Return all of the material, keeping each line exactly as it is.
============================================================
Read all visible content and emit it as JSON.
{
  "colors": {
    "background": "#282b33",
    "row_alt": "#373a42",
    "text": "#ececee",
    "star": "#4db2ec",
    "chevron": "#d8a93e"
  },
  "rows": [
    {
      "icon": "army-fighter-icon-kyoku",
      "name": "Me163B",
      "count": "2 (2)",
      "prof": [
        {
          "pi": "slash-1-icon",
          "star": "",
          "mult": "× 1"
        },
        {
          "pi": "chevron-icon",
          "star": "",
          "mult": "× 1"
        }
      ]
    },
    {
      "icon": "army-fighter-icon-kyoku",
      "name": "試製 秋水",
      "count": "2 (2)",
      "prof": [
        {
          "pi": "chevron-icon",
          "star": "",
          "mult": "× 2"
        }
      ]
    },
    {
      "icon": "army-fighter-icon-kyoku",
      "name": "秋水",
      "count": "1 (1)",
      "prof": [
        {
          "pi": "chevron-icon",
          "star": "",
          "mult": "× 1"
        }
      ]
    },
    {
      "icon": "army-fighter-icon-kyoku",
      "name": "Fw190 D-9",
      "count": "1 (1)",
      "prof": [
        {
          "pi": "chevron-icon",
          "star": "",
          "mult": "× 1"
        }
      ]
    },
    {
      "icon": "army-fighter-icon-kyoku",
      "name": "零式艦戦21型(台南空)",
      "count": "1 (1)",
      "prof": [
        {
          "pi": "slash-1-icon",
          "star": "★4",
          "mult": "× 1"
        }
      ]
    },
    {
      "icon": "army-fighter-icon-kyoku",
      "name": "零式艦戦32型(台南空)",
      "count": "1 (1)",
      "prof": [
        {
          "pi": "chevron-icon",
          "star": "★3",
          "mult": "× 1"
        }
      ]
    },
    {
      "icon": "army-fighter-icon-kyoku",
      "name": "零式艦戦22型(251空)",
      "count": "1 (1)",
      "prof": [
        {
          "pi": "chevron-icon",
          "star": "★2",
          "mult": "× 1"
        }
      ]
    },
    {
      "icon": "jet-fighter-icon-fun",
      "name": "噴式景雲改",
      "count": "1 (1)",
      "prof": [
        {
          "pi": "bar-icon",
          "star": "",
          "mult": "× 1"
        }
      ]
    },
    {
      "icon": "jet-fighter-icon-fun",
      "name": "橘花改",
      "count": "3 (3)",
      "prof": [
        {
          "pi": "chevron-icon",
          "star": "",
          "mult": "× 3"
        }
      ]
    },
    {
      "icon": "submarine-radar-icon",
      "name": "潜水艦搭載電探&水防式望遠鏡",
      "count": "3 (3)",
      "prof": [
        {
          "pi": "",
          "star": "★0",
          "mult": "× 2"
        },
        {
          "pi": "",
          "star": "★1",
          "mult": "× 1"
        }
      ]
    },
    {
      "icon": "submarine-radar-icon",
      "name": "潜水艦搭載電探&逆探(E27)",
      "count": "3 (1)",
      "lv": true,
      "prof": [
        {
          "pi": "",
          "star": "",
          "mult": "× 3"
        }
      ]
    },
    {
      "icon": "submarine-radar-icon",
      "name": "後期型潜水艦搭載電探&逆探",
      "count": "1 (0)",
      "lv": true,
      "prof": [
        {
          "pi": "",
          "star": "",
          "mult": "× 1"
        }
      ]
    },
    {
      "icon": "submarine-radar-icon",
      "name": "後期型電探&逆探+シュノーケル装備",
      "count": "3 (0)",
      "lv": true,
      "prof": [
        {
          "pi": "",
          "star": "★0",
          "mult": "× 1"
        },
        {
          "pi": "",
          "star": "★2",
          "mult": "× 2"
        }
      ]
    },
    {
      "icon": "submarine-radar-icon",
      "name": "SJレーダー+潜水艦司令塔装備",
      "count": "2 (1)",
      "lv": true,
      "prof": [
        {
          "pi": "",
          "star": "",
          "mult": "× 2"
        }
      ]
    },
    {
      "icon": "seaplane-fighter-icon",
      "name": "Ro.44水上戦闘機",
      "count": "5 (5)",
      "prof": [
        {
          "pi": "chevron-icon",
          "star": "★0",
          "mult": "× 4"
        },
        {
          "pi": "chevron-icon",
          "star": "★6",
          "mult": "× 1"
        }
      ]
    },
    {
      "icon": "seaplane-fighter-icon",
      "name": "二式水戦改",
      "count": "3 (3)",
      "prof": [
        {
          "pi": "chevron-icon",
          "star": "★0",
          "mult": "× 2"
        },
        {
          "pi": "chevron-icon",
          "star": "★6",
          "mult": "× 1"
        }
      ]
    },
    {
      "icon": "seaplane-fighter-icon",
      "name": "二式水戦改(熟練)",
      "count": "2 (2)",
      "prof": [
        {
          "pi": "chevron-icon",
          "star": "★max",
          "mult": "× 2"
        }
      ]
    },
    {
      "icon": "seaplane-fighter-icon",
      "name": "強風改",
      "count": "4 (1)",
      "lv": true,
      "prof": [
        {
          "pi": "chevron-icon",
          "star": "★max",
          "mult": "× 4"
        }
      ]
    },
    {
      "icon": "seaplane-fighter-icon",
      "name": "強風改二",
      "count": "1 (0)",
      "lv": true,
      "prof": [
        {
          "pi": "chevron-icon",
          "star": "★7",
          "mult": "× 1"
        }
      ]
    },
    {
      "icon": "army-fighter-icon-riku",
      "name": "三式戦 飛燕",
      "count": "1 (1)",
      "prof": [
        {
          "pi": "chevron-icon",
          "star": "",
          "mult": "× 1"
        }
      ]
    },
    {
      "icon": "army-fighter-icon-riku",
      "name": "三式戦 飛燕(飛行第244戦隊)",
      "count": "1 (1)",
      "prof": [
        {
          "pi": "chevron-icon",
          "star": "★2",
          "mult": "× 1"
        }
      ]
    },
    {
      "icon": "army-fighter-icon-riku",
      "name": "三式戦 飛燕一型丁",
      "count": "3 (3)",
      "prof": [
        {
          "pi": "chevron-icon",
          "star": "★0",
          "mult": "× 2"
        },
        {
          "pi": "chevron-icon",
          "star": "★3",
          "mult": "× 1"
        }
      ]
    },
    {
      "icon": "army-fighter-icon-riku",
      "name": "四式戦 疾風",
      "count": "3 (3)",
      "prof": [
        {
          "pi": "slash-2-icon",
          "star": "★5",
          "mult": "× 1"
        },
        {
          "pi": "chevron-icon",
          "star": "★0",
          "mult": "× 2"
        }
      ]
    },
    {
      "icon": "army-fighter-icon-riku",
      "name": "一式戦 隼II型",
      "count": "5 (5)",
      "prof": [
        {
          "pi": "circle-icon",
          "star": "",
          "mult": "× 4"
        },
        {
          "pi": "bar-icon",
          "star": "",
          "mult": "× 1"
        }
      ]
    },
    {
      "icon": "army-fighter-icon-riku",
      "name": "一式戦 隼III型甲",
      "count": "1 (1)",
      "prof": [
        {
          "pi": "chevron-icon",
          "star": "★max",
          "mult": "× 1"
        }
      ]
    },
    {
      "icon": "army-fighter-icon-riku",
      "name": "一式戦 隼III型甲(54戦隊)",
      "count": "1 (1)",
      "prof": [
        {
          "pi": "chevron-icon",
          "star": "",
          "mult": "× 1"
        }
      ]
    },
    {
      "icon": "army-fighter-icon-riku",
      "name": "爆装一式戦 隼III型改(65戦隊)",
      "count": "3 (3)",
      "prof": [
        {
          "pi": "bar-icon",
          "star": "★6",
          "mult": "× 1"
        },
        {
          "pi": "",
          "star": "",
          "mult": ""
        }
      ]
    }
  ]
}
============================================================
Problem solution ->
Read all visible content and emit it as JSON.
{
  "colors": {
    "background": "#282b33",
    "row_alt": "#373a42",
    "text": "#ececee",
    "star": "#4db2ec",
    "chevron": "#d8a93e"
  },
  "rows": [
    {
      "icon": "army-fighter-icon-kyoku",
      "name": "Me163B",
      "count": "2 (2)",
      "prof": [
        {
          "pi": "slash-1-icon",
          "star": "",
          "mult": "× 1"
        },
        {
          "pi": "chevron-icon",
          "star": "",
          "mult": "× 1"
        }
      ]
    },
    {
      "icon": "army-fighter-icon-kyoku",
      "name": "試製 秋水",
      "count": "2 (2)",
      "prof": [
        {
          "pi": "chevron-icon",
          "star": "",
          "mult": "× 2"
        }
      ]
    },
    {
      "icon": "army-fighter-icon-kyoku",
      "name": "秋水",
      "count": "1 (1)",
      "prof": [
        {
          "pi": "chevron-icon",
          "star": "",
          "mult": "× 1"
        }
      ]
    },
    {
      "icon": "army-fighter-icon-kyoku",
      "name": "Fw190 D-9",
      "count": "1 (1)",
      "prof": [
        {
          "pi": "chevron-icon",
          "star": "",
          "mult": "× 1"
        }
      ]
    },
    {
      "icon": "army-fighter-icon-kyoku",
      "name": "零式艦戦21型(台南空)",
      "count": "1 (1)",
      "prof": [
        {
          "pi": "slash-1-icon",
          "star": "★4",
          "mult": "× 1"
        }
      ]
    },
    {
      "icon": "army-fighter-icon-kyoku",
      "name": "零式艦戦32型(台南空)",
      "count": "1 (1)",
      "prof": [
        {
          "pi": "chevron-icon",
          "star": "★3",
          "mult": "× 1"
        }
      ]
    },
    {
      "icon": "army-fighter-icon-kyoku",
      "name": "零式艦戦22型(251空)",
      "count": "1 (1)",
      "prof": [
        {
          "pi": "chevron-icon",
          "star": "★2",
          "mult": "× 1"
        }
      ]
    },
    {
      "icon": "jet-fighter-icon-fun",
      "name": "噴式景雲改",
      "count": "1 (1)",
      "prof": [
        {
          "pi": "bar-icon",
          "star": "",
          "mult": "× 1"
        }
      ]
    },
    {
      "icon": "jet-fighter-icon-fun",
      "name": "橘花改",
      "count": "3 (3)",
      "prof": [
        {
          "pi": "chevron-icon",
          "star": "",
          "mult": "× 3"
        }
      ]
    },
    {
      "icon": "submarine-radar-icon",
      "name": "潜水艦搭載電探&水防式望遠鏡",
      "count": "3 (3)",
      "prof": [
        {
          "pi": "",
          "star": "★0",
          "mult": "× 2"
        },
        {
          "pi": "",
          "star": "★1",
          "mult": "× 1"
        }
      ]
    },
    {
      "icon": "submarine-radar-icon",
      "name": "潜水艦搭載電探&逆探(E27)",
      "count": "3 (1)",
      "lv": true,
      "prof": [
        {
          "pi": "",
          "star": "",
          "mult": "× 3"
        }
      ]
    },
    {
      "icon": "submarine-radar-icon",
      "name": "後期型潜水艦搭載電探&逆探",
      "count": "1 (0)",
      "lv": true,
      "prof": [
        {
          "pi": "",
          "star": "",
          "mult": "× 1"
        }
      ]
    },
    {
      "icon": "submarine-radar-icon",
      "name": "後期型電探&逆探+シュノーケル装備",
      "count": "3 (0)",
      "lv": true,
      "prof": [
        {
          "pi": "",
          "star": "★0",
          "mult": "× 1"
        },
        {
          "pi": "",
          "star": "★2",
          "mult": "× 2"
        }
      ]
    },
    {
      "icon": "submarine-radar-icon",
      "name": "SJレーダー+潜水艦司令塔装備",
      "count": "2 (1)",
      "lv": true,
      "prof": [
        {
          "pi": "",
          "star": "",
          "mult": "× 2"
        }
      ]
    },
    {
      "icon": "seaplane-fighter-icon",
      "name": "Ro.44水上戦闘機",
      "count": "5 (5)",
      "prof": [
        {
          "pi": "chevron-icon",
          "star": "★0",
          "mult": "× 4"
        },
        {
          "pi": "chevron-icon",
          "star": "★6",
          "mult": "× 1"
        }
      ]
    },
    {
      "icon": "seaplane-fighter-icon",
      "name": "二式水戦改",
      "count": "3 (3)",
      "prof": [
        {
          "pi": "chevron-icon",
          "star": "★0",
          "mult": "× 2"
        },
        {
          "pi": "chevron-icon",
          "star": "★6",
          "mult": "× 1"
        }
      ]
    },
    {
      "icon": "seaplane-fighter-icon",
      "name": "二式水戦改(熟練)",
      "count": "2 (2)",
      "prof": [
        {
          "pi": "chevron-icon",
          "star": "★max",
          "mult": "× 2"
        }
      ]
    },
    {
      "icon": "seaplane-fighter-icon",
      "name": "強風改",
      "count": "4 (1)",
      "lv": true,
      "prof": [
        {
          "pi": "chevron-icon",
          "star": "★max",
          "mult": "× 4"
        }
      ]
    },
    {
      "icon": "seaplane-fighter-icon",
      "name": "強風改二",
      "count": "1 (0)",
      "lv": true,
      "prof": [
        {
          "pi": "chevron-icon",
          "star": "★7",
          "mult": "× 1"
        }
      ]
    },
    {
      "icon": "army-fighter-icon-riku",
      "name": "三式戦 飛燕",
      "count": "1 (1)",
      "prof": [
        {
          "pi": "chevron-icon",
          "star": "",
          "mult": "× 1"
        }
      ]
    },
    {
      "icon": "army-fighter-icon-riku",
      "name": "三式戦 飛燕(飛行第244戦隊)",
      "count": "1 (1)",
      "prof": [
        {
          "pi": "chevron-icon",
          "star": "★2",
          "mult": "× 1"
        }
      ]
    },
    {
      "icon": "army-fighter-icon-riku",
      "name": "三式戦 飛燕一型丁",
      "count": "3 (3)",
      "prof": [
        {
          "pi": "chevron-icon",
          "star": "★0",
          "mult": "× 2"
        },
        {
          "pi": "chevron-icon",
          "star": "★3",
          "mult": "× 1"
        }
      ]
    },
    {
      "icon": "army-fighter-icon-riku",
      "name": "四式戦 疾風",
      "count": "3 (3)",
      "prof": [
        {
          "pi": "slash-2-icon",
          "star": "★5",
          "mult": "× 1"
        },
        {
          "pi": "chevron-icon",
          "star": "★0",
          "mult": "× 2"
        }
      ]
    },
    {
      "icon": "army-fighter-icon-riku",
      "name": "一式戦 隼II型",
      "count": "5 (5)",
      "prof": [
        {
          "pi": "circle-icon",
          "star": "",
          "mult": "× 4"
        },
        {
          "pi": "bar-icon",
          "star": "",
          "mult": "× 1"
        }
      ]
    },
    {
      "icon": "army-fighter-icon-riku",
      "name": "一式戦 隼III型甲",
      "count": "1 (1)",
      "prof": [
        {
          "pi": "chevron-icon",
          "star": "★max",
          "mult": "× 1"
        }
      ]
    },
    {
      "icon": "army-fighter-icon-riku",
      "name": "一式戦 隼III型甲(54戦隊)",
      "count": "1 (1)",
      "prof": [
        {
          "pi": "chevron-icon",
          "star": "",
          "mult": "× 1"
        }
      ]
    },
    {
      "icon": "army-fighter-icon-riku",
      "name": "爆装一式戦 隼III型改(65戦隊)",
      "count": "3 (3)",
      "prof": [
        {
          "pi": "bar-icon",
          "star": "★6",
          "mult": "× 1"
        },
        {
          "pi": "",
          "star": "",
          "mult": ""
        }
      ]
    }
  ]
}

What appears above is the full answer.